# Exercise description
Output the full listing word for word.

# Records for processing
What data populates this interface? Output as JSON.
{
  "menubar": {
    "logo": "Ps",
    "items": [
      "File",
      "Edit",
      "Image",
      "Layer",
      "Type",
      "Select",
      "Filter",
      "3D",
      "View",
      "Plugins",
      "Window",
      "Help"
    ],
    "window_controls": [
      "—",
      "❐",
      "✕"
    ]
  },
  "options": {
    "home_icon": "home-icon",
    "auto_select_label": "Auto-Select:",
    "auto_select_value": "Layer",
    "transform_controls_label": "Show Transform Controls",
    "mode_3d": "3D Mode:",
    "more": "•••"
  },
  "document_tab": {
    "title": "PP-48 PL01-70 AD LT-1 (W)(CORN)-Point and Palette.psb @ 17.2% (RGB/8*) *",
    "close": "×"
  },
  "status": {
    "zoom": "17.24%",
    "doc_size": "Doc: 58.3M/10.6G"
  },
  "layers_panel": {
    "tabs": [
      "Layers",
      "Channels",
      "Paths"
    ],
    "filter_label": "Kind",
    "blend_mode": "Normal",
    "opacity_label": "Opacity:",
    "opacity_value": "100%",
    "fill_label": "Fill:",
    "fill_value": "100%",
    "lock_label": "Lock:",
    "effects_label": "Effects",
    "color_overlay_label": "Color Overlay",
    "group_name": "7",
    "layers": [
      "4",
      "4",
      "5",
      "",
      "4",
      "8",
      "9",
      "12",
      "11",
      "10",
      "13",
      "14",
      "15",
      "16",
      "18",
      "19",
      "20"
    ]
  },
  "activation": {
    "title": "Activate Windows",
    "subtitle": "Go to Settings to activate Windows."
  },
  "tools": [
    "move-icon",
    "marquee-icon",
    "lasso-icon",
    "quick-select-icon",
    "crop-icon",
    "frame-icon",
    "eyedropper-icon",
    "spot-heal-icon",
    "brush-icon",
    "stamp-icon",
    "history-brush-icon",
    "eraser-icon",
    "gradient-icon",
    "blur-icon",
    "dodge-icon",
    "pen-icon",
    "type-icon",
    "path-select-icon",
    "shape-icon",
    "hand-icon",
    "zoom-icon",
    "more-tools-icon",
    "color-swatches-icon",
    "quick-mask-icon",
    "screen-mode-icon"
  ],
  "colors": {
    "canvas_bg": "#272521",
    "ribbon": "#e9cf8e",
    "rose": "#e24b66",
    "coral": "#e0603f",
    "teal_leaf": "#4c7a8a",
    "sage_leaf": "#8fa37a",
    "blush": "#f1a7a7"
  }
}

# Task output
What data populates this interface? Output as JSON.
{
  "menubar": {
    "logo": "Ps",
    "items": [
      "File",
      "Edit",
      "Image",
      "Layer",
      "Type",
      "Select",
      "Filter",
      "3D",
      "View",
      "Plugins",
      "Window",
      "Help"
    ],
    "window_controls": [
      "—",
      "❐",
      "✕"
    ]
  },
  "options": {
    "home_icon": "home-icon",
    "auto_select_label": "Auto-Select:",
    "auto_select_value": "Layer",
    "transform_controls_label": "Show Transform Controls",
    "mode_3d": "3D Mode:",
    "more": "•••"
  },
  "document_tab": {
    "title": "PP-48 PL01-70 AD LT-1 (W)(CORN)-Point and Palette.psb @ 17.2% (RGB/8*) *",
    "close": "×"
  },
  "status": {
    "zoom": "17.24%",
    "doc_size": "Doc: 58.3M/10.6G"
  },
  "layers_panel": {
    "tabs": [
      "Layers",
      "Channels",
      "Paths"
    ],
    "filter_label": "Kind",
    "blend_mode": "Normal",
    "opacity_label": "Opacity:",
    "opacity_value": "100%",
    "fill_label": "Fill:",
    "fill_value": "100%",
    "lock_label": "Lock:",
    "effects_label": "Effects",
    "color_overlay_label": "Color Overlay",
    "group_name": "7",
    "layers": [
      "4",
      "4",
      "5",
      "",
      "4",
      "8",
      "9",
      "12",
      "11",
      "10",
      "13",
      "14",
      "15",
      "16",
      "18",
      "19",
      "20"
    ]
  },
  "activation": {
    "title": "Activate Windows",
    "subtitle": "Go to Settings to activate Windows."
  },
  "tools": [
    "move-icon",
    "marquee-icon",
    "lasso-icon",
    "quick-select-icon",
    "crop-icon",
    "frame-icon",
    "eyedropper-icon",
    "spot-heal-icon",
    "brush-icon",
    "stamp-icon",
    "history-brush-icon",
    "eraser-icon",
    "gradient-icon",
    "blur-icon",
    "dodge-icon",
    "pen-icon",
    "type-icon",
    "path-select-icon",
    "shape-icon",
    "hand-icon",
    "zoom-icon",
    "more-tools-icon",
    "color-swatches-icon",
    "quick-mask-icon",
    "screen-mode-icon"
  ],
  "colors": {
    "canvas_bg": "#272521",
    "ribbon": "#e9cf8e",
    "rose": "#e24b66",
    "coral": "#e0603f",
    "teal_leaf": "#4c7a8a",
    "sage_leaf": "#8fa37a",
    "blush": "#f1a7a7"
  }
}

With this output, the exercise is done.